The Amsterdam Court of Appeal ruled in favor of P.'s lawyers on Wednesday. "The State must carry out exhaustive investigations, but that has not yet happened in this case; too many questions are still unanswered", the court said in its ruling. The court referred to the fact that Dutch law stipulates that no one may be subjected to torture, punishment or inhumane or degrading treatment. "This is a basic principle of the Dutch constitutional state."
25-year-old Anne Faber disappeared while on a bike ride on 29 September 2017. Her body was found 13 days later, after P. told the police where to look.

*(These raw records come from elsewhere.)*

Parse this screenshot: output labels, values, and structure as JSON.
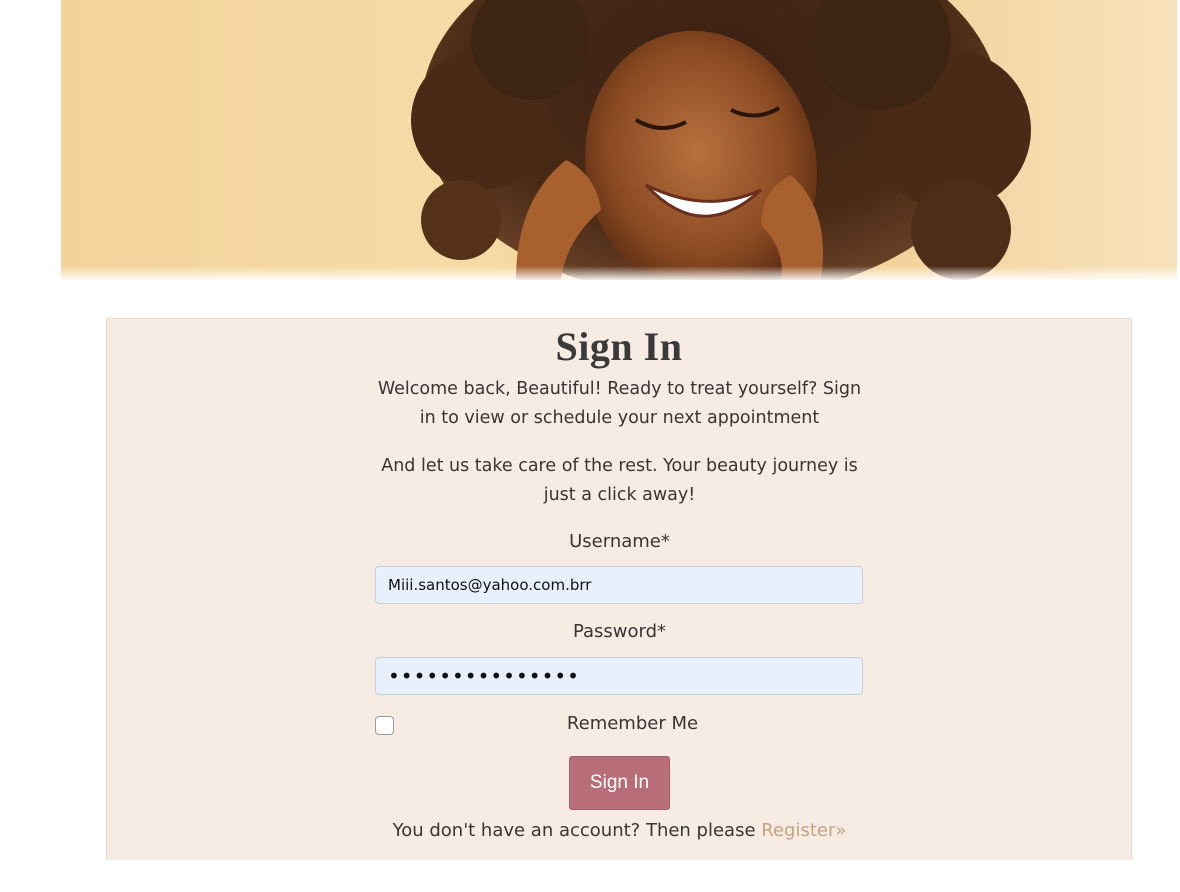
{
  "hero": {
    "image_description": "photo-of-smiling-woman-with-curly-hair"
  },
  "signin": {
    "title": "Sign In",
    "welcome_text": "Welcome back, Beautiful! Ready to treat yourself? Sign in to view or schedule your next appointment",
    "care_text": "And let us take care of the rest. Your beauty journey is just a click away!",
    "username_label": "Username*",
    "username_value": "Miii.santos@yahoo.com.brr",
    "password_label": "Password*",
    "password_value": "•••••••••••••••",
    "remember_label": "Remember Me",
    "remember_checked": false,
    "submit_label": "Sign In",
    "register_prompt": "You don't have an account? Then please ",
    "register_link": "Register»"
  },
  "colors": {
    "card_bg": "#f6ece3",
    "button_bg": "#b76e79",
    "link": "#c5a47e",
    "input_bg": "#e8f0fe"
  }
}
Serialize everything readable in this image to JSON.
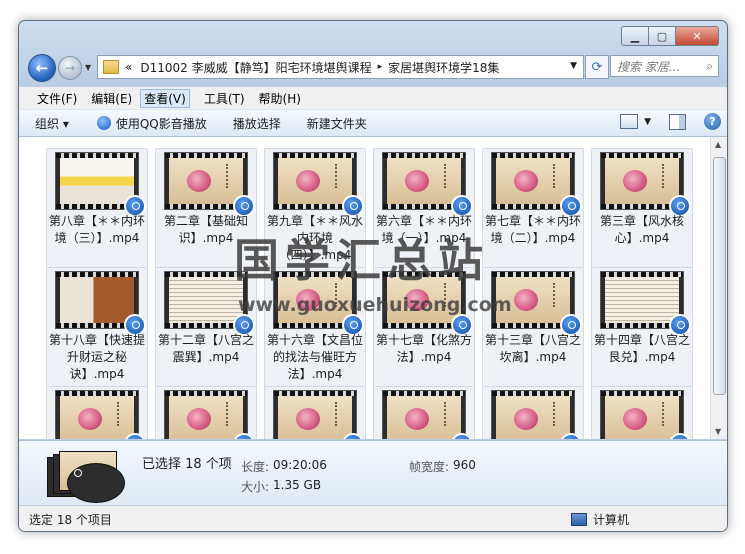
{
  "window": {
    "buttons": {
      "minimize": "▁",
      "maximize": "▢",
      "close": "✕"
    }
  },
  "nav": {
    "back_glyph": "←",
    "forward_glyph": "→",
    "address": {
      "prefix": "«",
      "crumbs": [
        "D11002 李威威【静笃】阳宅环境堪舆课程",
        "家居堪舆环境学18集"
      ],
      "separator": "▸"
    },
    "search_placeholder": "搜索 家居...",
    "refresh_icon": "refresh-icon"
  },
  "menu": [
    "文件(F)",
    "编辑(E)",
    "查看(V)",
    "工具(T)",
    "帮助(H)"
  ],
  "toolbar": {
    "organize": "组织 ▾",
    "play_qq": "使用QQ影音播放",
    "play_select": "播放选择",
    "new_folder": "新建文件夹"
  },
  "files": [
    {
      "label": "第八章【＊＊内环境（三）】.mp4",
      "thumb": "room"
    },
    {
      "label": "第二章【基础知识】.mp4",
      "thumb": "flower"
    },
    {
      "label": "第九章【＊＊风水内环境（四）】.mp4",
      "thumb": "flower"
    },
    {
      "label": "第六章【＊＊内环境（一）】.mp4",
      "thumb": "flower"
    },
    {
      "label": "第七章【＊＊内环境（二）】.mp4",
      "thumb": "flower"
    },
    {
      "label": "第三章【风水核心】.mp4",
      "thumb": "flower"
    },
    {
      "label": "第十八章【快速提升财运之秘诀】.mp4",
      "thumb": "mixed"
    },
    {
      "label": "第十二章【八宫之震巽】.mp4",
      "thumb": "doc"
    },
    {
      "label": "第十六章【文昌位的找法与催旺方法】.mp4",
      "thumb": "flower"
    },
    {
      "label": "第十七章【化煞方法】.mp4",
      "thumb": "flower"
    },
    {
      "label": "第十三章【八宫之坎离】.mp4",
      "thumb": "flower"
    },
    {
      "label": "第十四章【八宫之艮兑】.mp4",
      "thumb": "doc"
    },
    {
      "label": "",
      "thumb": "flower"
    },
    {
      "label": "",
      "thumb": "flower"
    },
    {
      "label": "",
      "thumb": "flower"
    },
    {
      "label": "",
      "thumb": "flower"
    },
    {
      "label": "",
      "thumb": "flower"
    },
    {
      "label": "",
      "thumb": "flower"
    }
  ],
  "details": {
    "selected": "已选择 18 个项",
    "length_key": "长度:",
    "length_val": "09:20:06",
    "size_key": "大小:",
    "size_val": "1.35 GB",
    "width_key": "帧宽度:",
    "width_val": "960"
  },
  "status": {
    "left": "选定 18 个项目",
    "right": "计算机"
  },
  "watermark": {
    "cn": "国学汇总站",
    "url": "www.guoxuehuizong.com"
  }
}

When P. was arrested the police and judiciary thought that Faber may still be alive. Members of the arrest team therefore exerted pressure on P. to get him to reveal her whereabouts, according to NU.nl. His handcuffed hands were pulled about and a muzzled police dog was held to his face. Five police officers were identified as directly involved in the arrest.
The Amsterdam court wants the Public Prosecution Service to investigate whether the five police officers were instructed to physically pressure P. and whether the instructions they received were "clear enough for the arrest team."
The fact that the Prosecution now has to investigate the arrest again does not automatically mean that the arrest team involved will be prosecuted. If the investigation reveals they did nothing wrong, the case can be dismissed.
This new investigation will also have no influence on P.'s sentence. Earlier this month he was sentenced on appeal to 28 years in prison and institutionalized psychiatric treatment for abducting, raping and killing Anne Faber. The court in Arnhem did not reduce his sentence because of the way in which he was arrested, because the court believed this should be dealt with in a separate case.